* _Excerpted data_:

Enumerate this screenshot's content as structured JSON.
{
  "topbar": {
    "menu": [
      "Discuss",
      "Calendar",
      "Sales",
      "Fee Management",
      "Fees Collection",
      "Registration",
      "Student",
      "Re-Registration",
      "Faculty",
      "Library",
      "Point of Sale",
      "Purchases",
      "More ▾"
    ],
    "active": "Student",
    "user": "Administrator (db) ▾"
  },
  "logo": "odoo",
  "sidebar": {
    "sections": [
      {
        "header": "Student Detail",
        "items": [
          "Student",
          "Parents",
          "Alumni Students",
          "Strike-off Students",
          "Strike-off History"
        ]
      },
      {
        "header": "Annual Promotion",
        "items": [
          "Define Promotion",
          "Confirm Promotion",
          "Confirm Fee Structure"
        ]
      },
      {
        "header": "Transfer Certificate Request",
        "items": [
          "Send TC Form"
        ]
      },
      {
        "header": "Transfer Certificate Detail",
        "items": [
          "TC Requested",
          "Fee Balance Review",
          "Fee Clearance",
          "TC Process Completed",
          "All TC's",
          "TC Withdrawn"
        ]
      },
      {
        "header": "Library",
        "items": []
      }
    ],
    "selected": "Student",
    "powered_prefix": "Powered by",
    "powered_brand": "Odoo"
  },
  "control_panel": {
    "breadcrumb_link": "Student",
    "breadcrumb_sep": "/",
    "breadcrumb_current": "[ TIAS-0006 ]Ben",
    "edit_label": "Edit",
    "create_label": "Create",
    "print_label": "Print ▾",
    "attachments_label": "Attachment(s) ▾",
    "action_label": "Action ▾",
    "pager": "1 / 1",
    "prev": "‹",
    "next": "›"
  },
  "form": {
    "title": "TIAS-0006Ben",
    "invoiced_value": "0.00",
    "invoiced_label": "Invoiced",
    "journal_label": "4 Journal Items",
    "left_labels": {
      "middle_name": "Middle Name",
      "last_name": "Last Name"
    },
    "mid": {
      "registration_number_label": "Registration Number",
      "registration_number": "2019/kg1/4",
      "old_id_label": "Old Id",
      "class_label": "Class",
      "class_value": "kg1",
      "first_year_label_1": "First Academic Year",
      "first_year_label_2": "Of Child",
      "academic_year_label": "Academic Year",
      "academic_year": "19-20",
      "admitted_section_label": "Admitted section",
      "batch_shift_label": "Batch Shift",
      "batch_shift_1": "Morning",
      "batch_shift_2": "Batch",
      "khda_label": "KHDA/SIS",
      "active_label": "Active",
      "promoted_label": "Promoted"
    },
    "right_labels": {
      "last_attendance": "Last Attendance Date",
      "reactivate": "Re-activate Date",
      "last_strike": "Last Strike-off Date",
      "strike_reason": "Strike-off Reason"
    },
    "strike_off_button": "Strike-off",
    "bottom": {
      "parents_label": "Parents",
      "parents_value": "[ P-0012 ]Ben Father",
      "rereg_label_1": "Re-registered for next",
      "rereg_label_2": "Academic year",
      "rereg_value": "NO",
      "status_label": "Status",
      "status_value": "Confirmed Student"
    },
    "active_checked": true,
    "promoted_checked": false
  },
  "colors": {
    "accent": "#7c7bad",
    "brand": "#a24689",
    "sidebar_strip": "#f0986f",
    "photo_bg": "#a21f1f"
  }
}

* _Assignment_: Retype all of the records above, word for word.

* _Response_:
Enumerate this screenshot's content as structured JSON.
{
  "topbar": {
    "menu": [
      "Discuss",
      "Calendar",
      "Sales",
      "Fee Management",
      "Fees Collection",
      "Registration",
      "Student",
      "Re-Registration",
      "Faculty",
      "Library",
      "Point of Sale",
      "Purchases",
      "More ▾"
    ],
    "active": "Student",
    "user": "Administrator (db) ▾"
  },
  "logo": "odoo",
  "sidebar": {
    "sections": [
      {
        "header": "Student Detail",
        "items": [
          "Student",
          "Parents",
          "Alumni Students",
          "Strike-off Students",
          "Strike-off History"
        ]
      },
      {
        "header": "Annual Promotion",
        "items": [
          "Define Promotion",
          "Confirm Promotion",
          "Confirm Fee Structure"
        ]
      },
      {
        "header": "Transfer Certificate Request",
        "items": [
          "Send TC Form"
        ]
      },
      {
        "header": "Transfer Certificate Detail",
        "items": [
          "TC Requested",
          "Fee Balance Review",
          "Fee Clearance",
          "TC Process Completed",
          "All TC's",
          "TC Withdrawn"
        ]
      },
      {
        "header": "Library",
        "items": []
      }
    ],
    "selected": "Student",
    "powered_prefix": "Powered by",
    "powered_brand": "Odoo"
  },
  "control_panel": {
    "breadcrumb_link": "Student",
    "breadcrumb_sep": "/",
    "breadcrumb_current": "[ TIAS-0006 ]Ben",
    "edit_label": "Edit",
    "create_label": "Create",
    "print_label": "Print ▾",
    "attachments_label": "Attachment(s) ▾",
    "action_label": "Action ▾",
    "pager": "1 / 1",
    "prev": "‹",
    "next": "›"
  },
  "form": {
    "title": "TIAS-0006Ben",
    "invoiced_value": "0.00",
    "invoiced_label": "Invoiced",
    "journal_label": "4 Journal Items",
    "left_labels": {
      "middle_name": "Middle Name",
      "last_name": "Last Name"
    },
    "mid": {
      "registration_number_label": "Registration Number",
      "registration_number": "2019/kg1/4",
      "old_id_label": "Old Id",
      "class_label": "Class",
      "class_value": "kg1",
      "first_year_label_1": "First Academic Year",
      "first_year_label_2": "Of Child",
      "academic_year_label": "Academic Year",
      "academic_year": "19-20",
      "admitted_section_label": "Admitted section",
      "batch_shift_label": "Batch Shift",
      "batch_shift_1": "Morning",
      "batch_shift_2": "Batch",
      "khda_label": "KHDA/SIS",
      "active_label": "Active",
      "promoted_label": "Promoted"
    },
    "right_labels": {
      "last_attendance": "Last Attendance Date",
      "reactivate": "Re-activate Date",
      "last_strike": "Last Strike-off Date",
      "strike_reason": "Strike-off Reason"
    },
    "strike_off_button": "Strike-off",
    "bottom": {
      "parents_label": "Parents",
      "parents_value": "[ P-0012 ]Ben Father",
      "rereg_label_1": "Re-registered for next",
      "rereg_label_2": "Academic year",
      "rereg_value": "NO",
      "status_label": "Status",
      "status_value": "Confirmed Student"
    },
    "active_checked": true,
    "promoted_checked": false
  },
  "colors": {
    "accent": "#7c7bad",
    "brand": "#a24689",
    "sidebar_strip": "#f0986f",
    "photo_bg": "#a21f1f"
  }
}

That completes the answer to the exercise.